> **EXERCISE**: In the material below, the lines containing the word "name" are required; copy each of them.

==============================

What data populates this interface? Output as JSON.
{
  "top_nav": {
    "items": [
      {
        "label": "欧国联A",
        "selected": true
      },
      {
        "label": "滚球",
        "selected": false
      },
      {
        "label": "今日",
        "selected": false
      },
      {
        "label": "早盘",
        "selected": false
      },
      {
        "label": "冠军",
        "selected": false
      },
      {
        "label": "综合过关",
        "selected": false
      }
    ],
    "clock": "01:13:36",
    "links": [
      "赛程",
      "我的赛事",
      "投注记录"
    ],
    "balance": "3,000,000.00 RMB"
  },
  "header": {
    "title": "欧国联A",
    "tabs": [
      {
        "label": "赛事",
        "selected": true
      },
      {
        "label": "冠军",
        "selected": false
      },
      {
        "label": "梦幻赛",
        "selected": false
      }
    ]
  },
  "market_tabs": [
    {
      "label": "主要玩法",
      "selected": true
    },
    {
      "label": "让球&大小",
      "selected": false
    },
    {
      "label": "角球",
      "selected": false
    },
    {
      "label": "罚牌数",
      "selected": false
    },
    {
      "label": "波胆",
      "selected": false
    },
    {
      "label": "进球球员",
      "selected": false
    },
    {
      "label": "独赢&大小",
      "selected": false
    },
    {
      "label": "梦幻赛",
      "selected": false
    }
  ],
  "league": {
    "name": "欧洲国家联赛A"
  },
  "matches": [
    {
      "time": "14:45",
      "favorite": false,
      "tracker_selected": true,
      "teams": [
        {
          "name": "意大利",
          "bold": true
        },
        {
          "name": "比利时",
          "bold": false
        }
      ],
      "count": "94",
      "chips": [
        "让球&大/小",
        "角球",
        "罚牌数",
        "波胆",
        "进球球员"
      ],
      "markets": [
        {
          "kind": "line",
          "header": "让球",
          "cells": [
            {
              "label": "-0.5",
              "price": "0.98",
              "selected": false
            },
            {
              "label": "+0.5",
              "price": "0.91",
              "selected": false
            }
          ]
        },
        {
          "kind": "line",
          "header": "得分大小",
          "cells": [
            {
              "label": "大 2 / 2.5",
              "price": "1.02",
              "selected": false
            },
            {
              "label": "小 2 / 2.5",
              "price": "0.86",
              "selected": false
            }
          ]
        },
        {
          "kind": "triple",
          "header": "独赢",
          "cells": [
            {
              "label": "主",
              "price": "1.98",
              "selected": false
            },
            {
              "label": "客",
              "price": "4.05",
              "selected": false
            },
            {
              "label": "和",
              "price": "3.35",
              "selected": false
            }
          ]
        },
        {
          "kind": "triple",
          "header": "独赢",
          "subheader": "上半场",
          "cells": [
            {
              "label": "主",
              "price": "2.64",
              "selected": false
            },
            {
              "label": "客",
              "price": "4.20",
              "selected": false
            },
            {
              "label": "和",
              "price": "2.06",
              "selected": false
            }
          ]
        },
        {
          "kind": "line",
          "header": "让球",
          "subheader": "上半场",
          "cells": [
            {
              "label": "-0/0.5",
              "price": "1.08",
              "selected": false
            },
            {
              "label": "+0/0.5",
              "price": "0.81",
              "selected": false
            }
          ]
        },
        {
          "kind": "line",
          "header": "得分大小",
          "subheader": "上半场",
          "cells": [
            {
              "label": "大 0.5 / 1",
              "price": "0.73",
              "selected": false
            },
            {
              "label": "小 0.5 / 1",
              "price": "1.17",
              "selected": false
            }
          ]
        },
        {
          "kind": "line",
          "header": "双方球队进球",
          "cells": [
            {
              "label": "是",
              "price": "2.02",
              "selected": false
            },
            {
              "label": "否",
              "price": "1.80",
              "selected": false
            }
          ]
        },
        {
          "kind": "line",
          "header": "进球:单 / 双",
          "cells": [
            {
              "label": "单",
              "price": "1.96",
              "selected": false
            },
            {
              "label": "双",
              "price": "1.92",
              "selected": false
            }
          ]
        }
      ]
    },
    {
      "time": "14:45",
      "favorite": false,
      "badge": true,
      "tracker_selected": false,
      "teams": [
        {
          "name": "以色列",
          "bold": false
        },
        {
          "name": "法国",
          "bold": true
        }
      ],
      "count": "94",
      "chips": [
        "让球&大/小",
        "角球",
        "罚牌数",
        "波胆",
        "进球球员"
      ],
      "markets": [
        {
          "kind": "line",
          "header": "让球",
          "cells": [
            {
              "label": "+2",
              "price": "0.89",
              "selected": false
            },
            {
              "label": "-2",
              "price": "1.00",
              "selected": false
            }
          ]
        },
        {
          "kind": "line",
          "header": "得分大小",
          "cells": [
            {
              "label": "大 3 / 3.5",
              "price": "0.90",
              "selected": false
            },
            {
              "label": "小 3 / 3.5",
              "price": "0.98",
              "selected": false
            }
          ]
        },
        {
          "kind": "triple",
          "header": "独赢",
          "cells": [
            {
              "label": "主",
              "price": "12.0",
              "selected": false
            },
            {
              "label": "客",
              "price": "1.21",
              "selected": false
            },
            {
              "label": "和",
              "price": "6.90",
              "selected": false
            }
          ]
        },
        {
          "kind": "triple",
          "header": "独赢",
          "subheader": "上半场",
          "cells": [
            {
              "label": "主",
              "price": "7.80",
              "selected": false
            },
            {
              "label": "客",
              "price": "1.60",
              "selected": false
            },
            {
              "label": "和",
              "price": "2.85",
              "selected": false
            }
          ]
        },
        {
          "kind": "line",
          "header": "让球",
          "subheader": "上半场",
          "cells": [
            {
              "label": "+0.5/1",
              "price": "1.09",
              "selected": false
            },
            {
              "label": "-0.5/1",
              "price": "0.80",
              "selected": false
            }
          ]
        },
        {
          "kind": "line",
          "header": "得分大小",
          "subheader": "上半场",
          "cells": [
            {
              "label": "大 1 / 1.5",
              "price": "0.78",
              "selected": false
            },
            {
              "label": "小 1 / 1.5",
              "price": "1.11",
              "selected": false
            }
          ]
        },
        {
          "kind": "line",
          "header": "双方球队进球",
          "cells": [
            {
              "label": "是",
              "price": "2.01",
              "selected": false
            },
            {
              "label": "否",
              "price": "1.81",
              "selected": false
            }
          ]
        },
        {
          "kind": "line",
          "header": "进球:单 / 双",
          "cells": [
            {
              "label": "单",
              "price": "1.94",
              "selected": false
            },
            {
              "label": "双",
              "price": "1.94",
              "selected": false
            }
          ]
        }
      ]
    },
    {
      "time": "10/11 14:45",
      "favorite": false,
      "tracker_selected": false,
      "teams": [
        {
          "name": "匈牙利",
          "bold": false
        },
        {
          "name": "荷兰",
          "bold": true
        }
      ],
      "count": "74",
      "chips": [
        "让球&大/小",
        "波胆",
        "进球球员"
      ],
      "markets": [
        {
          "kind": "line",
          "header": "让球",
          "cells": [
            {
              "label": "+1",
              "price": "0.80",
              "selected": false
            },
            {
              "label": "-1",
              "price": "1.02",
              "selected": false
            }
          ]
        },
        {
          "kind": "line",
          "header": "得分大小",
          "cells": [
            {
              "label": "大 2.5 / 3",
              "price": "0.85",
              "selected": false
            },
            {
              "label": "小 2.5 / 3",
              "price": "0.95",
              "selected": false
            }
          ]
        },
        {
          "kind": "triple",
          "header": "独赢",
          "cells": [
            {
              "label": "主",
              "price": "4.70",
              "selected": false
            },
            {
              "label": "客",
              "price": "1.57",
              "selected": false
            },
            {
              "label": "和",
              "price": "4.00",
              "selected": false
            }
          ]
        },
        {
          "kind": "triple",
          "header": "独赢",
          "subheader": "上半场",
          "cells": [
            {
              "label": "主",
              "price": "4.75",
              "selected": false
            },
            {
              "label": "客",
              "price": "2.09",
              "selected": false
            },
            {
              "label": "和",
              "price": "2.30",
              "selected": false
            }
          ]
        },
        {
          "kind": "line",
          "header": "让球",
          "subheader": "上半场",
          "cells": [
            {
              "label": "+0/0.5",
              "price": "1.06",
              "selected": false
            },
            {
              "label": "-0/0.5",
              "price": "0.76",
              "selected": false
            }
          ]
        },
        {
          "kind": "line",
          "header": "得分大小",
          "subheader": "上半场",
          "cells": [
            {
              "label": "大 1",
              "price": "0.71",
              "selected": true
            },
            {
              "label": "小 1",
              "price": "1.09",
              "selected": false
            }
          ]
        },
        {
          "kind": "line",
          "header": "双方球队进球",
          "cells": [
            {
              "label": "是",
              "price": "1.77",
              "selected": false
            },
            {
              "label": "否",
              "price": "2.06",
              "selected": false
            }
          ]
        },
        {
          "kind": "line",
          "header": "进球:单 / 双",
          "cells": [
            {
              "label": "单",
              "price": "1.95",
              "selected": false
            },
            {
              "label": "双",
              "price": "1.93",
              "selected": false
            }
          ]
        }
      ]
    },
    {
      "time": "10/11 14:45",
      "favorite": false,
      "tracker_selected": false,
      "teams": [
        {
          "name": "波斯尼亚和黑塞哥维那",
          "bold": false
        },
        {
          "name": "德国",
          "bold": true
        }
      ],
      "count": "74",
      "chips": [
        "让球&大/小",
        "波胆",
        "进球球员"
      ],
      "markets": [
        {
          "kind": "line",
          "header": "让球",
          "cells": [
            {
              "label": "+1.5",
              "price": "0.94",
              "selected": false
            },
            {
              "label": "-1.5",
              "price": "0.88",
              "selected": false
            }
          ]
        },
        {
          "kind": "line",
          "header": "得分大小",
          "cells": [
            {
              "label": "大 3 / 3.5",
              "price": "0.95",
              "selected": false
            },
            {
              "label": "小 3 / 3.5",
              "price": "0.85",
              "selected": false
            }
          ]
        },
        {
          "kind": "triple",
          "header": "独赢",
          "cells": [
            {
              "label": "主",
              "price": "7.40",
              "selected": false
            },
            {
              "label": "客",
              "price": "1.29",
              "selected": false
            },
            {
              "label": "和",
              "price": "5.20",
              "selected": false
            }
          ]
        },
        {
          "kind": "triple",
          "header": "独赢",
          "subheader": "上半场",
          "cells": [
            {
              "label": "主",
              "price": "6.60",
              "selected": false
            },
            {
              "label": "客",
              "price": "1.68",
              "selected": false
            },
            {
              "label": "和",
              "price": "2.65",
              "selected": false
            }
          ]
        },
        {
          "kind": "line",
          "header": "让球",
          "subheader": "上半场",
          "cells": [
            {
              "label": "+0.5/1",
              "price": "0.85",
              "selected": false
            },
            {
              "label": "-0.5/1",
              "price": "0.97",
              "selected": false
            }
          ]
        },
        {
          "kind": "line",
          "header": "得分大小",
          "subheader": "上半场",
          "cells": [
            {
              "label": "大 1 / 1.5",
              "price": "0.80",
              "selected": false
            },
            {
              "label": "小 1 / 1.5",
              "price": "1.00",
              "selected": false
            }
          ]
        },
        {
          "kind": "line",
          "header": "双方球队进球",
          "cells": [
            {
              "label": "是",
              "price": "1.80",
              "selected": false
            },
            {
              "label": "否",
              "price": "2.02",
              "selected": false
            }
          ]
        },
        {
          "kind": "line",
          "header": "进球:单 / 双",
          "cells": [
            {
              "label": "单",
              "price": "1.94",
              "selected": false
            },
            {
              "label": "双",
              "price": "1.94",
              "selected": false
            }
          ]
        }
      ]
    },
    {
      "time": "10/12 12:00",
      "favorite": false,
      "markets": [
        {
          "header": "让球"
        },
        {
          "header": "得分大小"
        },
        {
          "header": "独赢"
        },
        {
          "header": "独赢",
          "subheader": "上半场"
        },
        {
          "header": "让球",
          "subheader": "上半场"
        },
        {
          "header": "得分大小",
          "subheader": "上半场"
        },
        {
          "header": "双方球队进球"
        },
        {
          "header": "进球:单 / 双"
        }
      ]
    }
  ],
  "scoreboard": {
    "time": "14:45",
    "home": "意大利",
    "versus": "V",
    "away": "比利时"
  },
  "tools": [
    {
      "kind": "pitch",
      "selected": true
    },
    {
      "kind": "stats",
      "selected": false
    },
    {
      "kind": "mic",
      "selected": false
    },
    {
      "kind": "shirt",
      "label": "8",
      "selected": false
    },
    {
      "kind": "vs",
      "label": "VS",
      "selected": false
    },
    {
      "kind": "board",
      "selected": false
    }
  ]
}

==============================

> **SOLUTION FOR THIS TASK**:
    "name": "欧洲国家联赛A"
          "name": "意大利",
          "name": "比利时",
          "name": "以色列",
          "name": "法国",
          "name": "匈牙利",
          "name": "荷兰",
          "name": "波斯尼亚和黑塞哥维那",
          "name": "德国",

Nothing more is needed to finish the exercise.